CHANGES IN COMMERCIAL/MULTIFAMILY MORTGAGE DEBT OUTSTANDING
In the first quarter of 2011, commercial banks saw the largest decrease in dollar terms in their holdings of commercial/multifamily mortgage debt – a decrease of $8 billion or 1 percent. Finance companies decreased their holdings of commercial/multifamily mortgages by $3 billion or 4 percent. Agency and GSE portfolios and MBS; CMBS, CDO, and other ABS issuers; life insurance companies; the Federal government; and state and local governments all increased their holdings.
In percentage terms, the household sector saw the largest decrease in their holdings of commercial/multifamily mortgages, a drop of 5 percent. Agency and GSE portfolios and MBS saw their holdings increase one percent.
CHANGES IN MULTIFAMILY MORTGAGE DEBT OUTSTANDING
The $3 billion increase in multifamily mortgage debt outstanding between the fourth quarter 2010 and first quarter 2011 represents a 0.4 percent increase. In dollar terms, agency and GSE portfolios and MBS saw the largest increase in their holdings of multifamily mortgage debt, an increase of $4 billion, or 1 percent. State and local government increased their holdings of multifamily mortgage debt by $805 million, or 1 percent. Life insurance companies increased by $140 million, or 0.3 percent. CMBS, CDO, and other ABS issues saw the biggest decrease in their holdings of multifamily mortgage debt, by $688 million or 0.7 percent.
In percentage terms, agency and GSE portfolios and MBS recorded the biggest increase in their holdings of multifamily mortgages at 1 percent. Nonfinancial corporate business saw the biggest decrease at 40 percent.

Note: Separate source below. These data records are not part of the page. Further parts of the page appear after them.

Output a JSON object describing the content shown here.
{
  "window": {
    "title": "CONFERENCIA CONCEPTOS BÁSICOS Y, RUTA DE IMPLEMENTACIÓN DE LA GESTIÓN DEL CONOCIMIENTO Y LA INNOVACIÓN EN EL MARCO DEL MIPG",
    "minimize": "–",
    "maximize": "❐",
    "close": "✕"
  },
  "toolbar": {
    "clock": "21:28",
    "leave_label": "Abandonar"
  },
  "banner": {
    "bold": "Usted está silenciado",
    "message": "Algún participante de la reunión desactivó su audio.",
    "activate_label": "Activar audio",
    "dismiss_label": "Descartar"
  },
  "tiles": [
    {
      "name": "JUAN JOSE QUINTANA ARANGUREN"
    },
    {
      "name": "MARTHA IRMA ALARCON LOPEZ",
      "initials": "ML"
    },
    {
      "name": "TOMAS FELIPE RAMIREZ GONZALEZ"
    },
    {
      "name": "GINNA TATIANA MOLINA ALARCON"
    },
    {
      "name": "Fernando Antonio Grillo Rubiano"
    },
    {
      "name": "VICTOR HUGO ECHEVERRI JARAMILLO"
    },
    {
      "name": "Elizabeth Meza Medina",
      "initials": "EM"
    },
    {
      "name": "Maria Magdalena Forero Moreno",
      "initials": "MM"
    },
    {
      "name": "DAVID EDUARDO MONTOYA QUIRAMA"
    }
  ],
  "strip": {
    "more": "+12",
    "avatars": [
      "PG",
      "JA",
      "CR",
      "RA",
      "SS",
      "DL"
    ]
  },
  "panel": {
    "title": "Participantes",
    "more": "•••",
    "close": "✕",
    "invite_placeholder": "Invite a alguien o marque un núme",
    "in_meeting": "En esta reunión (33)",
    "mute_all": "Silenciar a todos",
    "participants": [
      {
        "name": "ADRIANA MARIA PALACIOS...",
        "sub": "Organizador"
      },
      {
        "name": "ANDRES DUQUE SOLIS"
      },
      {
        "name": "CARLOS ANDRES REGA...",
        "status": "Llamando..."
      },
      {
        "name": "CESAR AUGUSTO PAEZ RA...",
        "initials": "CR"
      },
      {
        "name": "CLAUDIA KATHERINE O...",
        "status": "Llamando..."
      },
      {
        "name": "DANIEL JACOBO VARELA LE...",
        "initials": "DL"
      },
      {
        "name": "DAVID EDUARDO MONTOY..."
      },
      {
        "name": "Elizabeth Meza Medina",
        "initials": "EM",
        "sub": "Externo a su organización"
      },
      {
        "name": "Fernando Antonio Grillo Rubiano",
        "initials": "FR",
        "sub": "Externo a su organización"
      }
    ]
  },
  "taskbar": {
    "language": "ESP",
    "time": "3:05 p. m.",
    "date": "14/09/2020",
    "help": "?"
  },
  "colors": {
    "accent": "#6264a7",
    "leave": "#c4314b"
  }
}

MBA’s analysis is based on data from the Federal Reserve Board’s Flow of Funds Account of the United States and the Federal Deposit Insurance Corporation’s Quarterly Banking Profile. More information on the construction of this data series is contained in Appendix A in the report. To view the full report, click here.
The Mortgage Bankers Association (MBA) is the national association representing the real estate finance industry, an industry that employs more than 280,000 people in virtually every community in the country. Headquartered in Washington, D.C., the association works to ensure the continued strength of the nation's residential and commercial real estate markets; to expand homeownership and extend access to affordable housing to all Americans. MBA promotes fair and ethical lending practices and fosters professional excellence among real estate finance employees through a wide range of educational programs and a variety of publications. Its membership of over 2,200 companies includes all elements of real estate finance: mortgage companies, mortgage brokers, commercial banks, thrifts, Wall Street conduits, life insurance companies and others in the mortgage lending field. For additional information, visit MBA's Web site: www.mortgagebankers.org.